Problem -
Filter the listing below down to the lines holding the word "JSON", and copy those lines.

Records for this task -
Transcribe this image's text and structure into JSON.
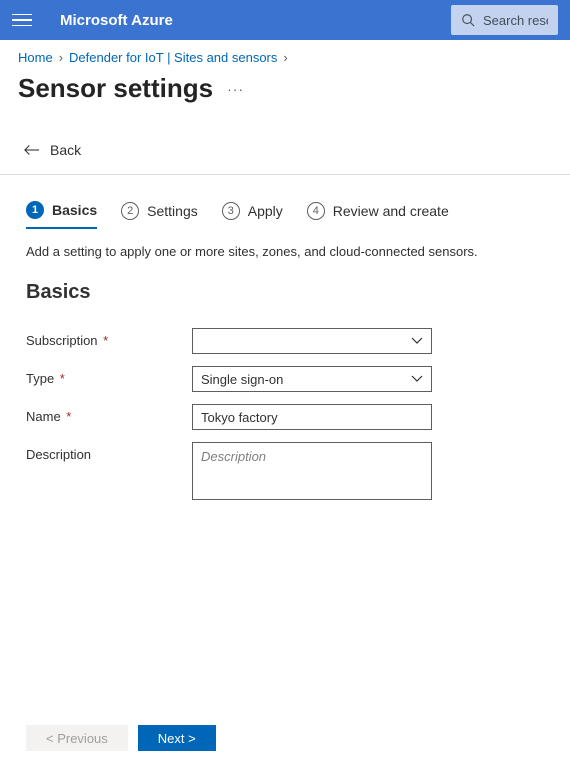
{
  "header": {
    "brand": "Microsoft Azure",
    "search_placeholder": "Search resou"
  },
  "breadcrumb": {
    "items": [
      "Home",
      "Defender for IoT | Sites and sensors"
    ]
  },
  "page": {
    "title": "Sensor settings",
    "back_label": "Back"
  },
  "steps": [
    {
      "num": "1",
      "label": "Basics"
    },
    {
      "num": "2",
      "label": "Settings"
    },
    {
      "num": "3",
      "label": "Apply"
    },
    {
      "num": "4",
      "label": "Review and create"
    }
  ],
  "helper_text": "Add a setting to apply one or more sites, zones, and cloud-connected sensors.",
  "section_heading": "Basics",
  "form": {
    "subscription": {
      "label": "Subscription",
      "value": ""
    },
    "type": {
      "label": "Type",
      "value": "Single sign-on"
    },
    "name": {
      "label": "Name",
      "value": "Tokyo factory"
    },
    "description": {
      "label": "Description",
      "placeholder": "Description",
      "value": ""
    }
  },
  "footer": {
    "previous": "< Previous",
    "next": "Next >"
  }
}
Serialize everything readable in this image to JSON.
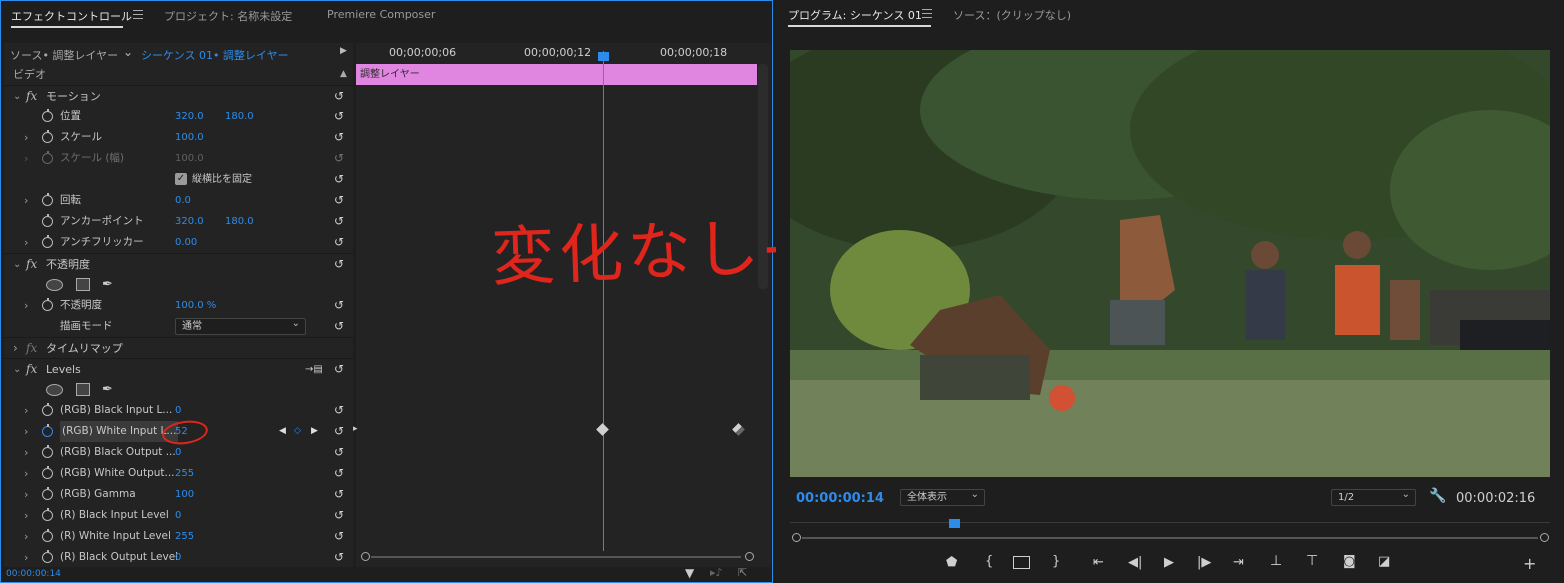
{
  "left_panel": {
    "tabs": [
      {
        "label": "エフェクトコントロール",
        "active": true
      },
      {
        "label": "プロジェクト: 名称未設定",
        "active": false
      },
      {
        "label": "Premiere Composer",
        "active": false
      }
    ],
    "source_label": "ソース• 調整レイヤー",
    "sequence_label": "シーケンス 01• 調整レイヤー",
    "section_label": "ビデオ",
    "clip_label": "調整レイヤー",
    "timecodes": [
      "00;00;00;06",
      "00;00;00;12",
      "00;00;00;18"
    ],
    "current_time": "00:00:00:14",
    "annotation_text": "変化なし→",
    "effects": {
      "motion": {
        "title": "モーション",
        "position": {
          "label": "位置",
          "x": "320.0",
          "y": "180.0"
        },
        "scale": {
          "label": "スケール",
          "value": "100.0"
        },
        "scale_width": {
          "label": "スケール (幅)",
          "value": "100.0"
        },
        "uniform_scale": {
          "label": "縦横比を固定",
          "checked": true
        },
        "rotation": {
          "label": "回転",
          "value": "0.0"
        },
        "anchor": {
          "label": "アンカーポイント",
          "x": "320.0",
          "y": "180.0"
        },
        "antiflicker": {
          "label": "アンチフリッカー",
          "value": "0.00"
        }
      },
      "opacity": {
        "title": "不透明度",
        "opacity": {
          "label": "不透明度",
          "value": "100.0 %"
        },
        "blend_mode": {
          "label": "描画モード",
          "value": "通常"
        }
      },
      "time_remap": {
        "title": "タイムリマップ"
      },
      "levels": {
        "title": "Levels",
        "params": [
          {
            "label": "(RGB) Black Input L...",
            "value": "0"
          },
          {
            "label": "(RGB) White Input L...",
            "value": "52"
          },
          {
            "label": "(RGB) Black Output ...",
            "value": "0"
          },
          {
            "label": "(RGB) White Output...",
            "value": "255"
          },
          {
            "label": "(RGB) Gamma",
            "value": "100"
          },
          {
            "label": "(R) Black Input Level",
            "value": "0"
          },
          {
            "label": "(R) White Input Level",
            "value": "255"
          },
          {
            "label": "(R) Black Output Level",
            "value": "0"
          }
        ]
      }
    }
  },
  "right_panel": {
    "tabs": [
      {
        "label": "プログラム: シーケンス 01",
        "active": true
      },
      {
        "label": "ソース：(クリップなし)",
        "active": false
      }
    ],
    "playhead_time": "00:00:00:14",
    "zoom_label": "全体表示",
    "resolution": "1/2",
    "duration": "00:00:02:16"
  },
  "colors": {
    "accent": "#2d8ceb",
    "clip": "#e186e0",
    "annotation": "#e0261c"
  }
}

Response to the task -
Transcribe this image's text and structure into JSON.
Serialize everything readable in this image to JSON.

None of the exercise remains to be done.